TO DO >>
Only one thing is required: the number of lines in the entries below that contain "value".

INPUT DATA >>
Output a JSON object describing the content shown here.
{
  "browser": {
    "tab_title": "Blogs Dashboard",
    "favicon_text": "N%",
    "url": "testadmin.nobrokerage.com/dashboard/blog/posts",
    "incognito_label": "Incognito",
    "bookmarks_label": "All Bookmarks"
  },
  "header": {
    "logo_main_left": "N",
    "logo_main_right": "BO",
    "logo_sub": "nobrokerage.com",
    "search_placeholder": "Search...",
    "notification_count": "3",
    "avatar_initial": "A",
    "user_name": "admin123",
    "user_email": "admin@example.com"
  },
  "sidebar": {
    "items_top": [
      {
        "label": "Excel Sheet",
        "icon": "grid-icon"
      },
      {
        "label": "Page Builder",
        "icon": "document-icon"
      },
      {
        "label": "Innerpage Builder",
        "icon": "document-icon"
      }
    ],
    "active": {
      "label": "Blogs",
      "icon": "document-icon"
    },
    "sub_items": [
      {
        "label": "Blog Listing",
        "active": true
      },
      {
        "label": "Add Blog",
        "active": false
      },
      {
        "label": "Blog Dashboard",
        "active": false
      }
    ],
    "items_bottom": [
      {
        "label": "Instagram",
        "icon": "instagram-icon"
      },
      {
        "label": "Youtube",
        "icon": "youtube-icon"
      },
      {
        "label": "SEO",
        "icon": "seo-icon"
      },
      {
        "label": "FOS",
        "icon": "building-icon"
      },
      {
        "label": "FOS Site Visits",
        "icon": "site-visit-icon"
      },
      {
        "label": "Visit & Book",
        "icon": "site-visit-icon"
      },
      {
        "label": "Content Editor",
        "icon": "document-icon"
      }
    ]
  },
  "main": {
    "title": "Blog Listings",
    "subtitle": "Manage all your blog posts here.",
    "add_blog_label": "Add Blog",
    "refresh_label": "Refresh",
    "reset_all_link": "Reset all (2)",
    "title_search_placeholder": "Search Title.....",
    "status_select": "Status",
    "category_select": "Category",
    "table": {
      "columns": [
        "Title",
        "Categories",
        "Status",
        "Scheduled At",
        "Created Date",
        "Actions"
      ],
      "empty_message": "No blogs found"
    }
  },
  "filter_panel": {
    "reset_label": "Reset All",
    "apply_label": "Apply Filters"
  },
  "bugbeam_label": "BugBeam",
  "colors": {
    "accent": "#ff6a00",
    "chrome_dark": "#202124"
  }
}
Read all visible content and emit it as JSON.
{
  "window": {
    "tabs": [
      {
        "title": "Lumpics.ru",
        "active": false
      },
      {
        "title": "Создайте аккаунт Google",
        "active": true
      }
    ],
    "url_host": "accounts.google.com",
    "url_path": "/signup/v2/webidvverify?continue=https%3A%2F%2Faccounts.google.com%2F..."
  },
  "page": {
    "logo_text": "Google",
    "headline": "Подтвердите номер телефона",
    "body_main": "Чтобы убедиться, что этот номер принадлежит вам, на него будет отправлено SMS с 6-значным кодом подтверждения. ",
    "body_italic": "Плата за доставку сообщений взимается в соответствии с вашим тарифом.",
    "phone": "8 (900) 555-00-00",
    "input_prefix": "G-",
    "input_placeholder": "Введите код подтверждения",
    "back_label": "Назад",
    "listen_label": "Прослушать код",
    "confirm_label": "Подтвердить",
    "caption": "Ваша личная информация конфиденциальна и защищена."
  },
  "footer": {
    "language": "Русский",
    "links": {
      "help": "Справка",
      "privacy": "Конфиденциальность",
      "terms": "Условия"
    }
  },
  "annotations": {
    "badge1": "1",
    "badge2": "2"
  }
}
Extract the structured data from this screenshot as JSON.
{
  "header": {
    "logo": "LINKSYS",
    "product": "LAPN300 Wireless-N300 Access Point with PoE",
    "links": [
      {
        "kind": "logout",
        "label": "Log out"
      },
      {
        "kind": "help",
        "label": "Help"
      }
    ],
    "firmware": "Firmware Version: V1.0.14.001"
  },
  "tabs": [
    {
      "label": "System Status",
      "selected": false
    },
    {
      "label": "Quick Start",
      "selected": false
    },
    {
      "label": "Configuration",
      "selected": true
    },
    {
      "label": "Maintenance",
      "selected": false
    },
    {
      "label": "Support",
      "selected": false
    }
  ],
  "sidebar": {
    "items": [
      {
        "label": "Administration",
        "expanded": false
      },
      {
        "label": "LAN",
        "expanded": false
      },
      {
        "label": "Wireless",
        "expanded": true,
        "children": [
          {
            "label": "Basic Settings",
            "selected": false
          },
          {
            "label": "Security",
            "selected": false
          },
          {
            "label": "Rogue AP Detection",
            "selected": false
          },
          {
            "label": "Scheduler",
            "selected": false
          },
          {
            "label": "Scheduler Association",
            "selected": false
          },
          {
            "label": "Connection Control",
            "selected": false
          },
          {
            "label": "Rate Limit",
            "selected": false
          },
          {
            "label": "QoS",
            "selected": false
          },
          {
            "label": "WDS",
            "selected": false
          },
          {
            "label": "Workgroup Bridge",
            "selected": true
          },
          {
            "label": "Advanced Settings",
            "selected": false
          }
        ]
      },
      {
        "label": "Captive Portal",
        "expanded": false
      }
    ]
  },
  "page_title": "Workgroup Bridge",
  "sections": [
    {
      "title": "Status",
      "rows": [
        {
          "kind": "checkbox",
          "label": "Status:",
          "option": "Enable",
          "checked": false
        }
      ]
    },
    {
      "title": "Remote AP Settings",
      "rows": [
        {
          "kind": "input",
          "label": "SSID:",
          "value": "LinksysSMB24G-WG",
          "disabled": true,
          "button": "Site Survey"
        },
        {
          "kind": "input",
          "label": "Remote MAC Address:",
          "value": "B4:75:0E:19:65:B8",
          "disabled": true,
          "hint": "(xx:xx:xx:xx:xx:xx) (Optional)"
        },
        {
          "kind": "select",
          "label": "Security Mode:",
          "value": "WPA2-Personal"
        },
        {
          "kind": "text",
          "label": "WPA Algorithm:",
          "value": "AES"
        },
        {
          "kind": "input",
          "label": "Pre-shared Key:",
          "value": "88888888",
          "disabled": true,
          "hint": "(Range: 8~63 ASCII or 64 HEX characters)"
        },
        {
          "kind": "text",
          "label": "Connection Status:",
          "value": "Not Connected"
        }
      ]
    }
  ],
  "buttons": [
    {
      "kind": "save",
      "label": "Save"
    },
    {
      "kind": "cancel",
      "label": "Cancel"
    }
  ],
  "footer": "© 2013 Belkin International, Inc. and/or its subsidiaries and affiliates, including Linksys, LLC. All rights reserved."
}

THE ANSWER >>
6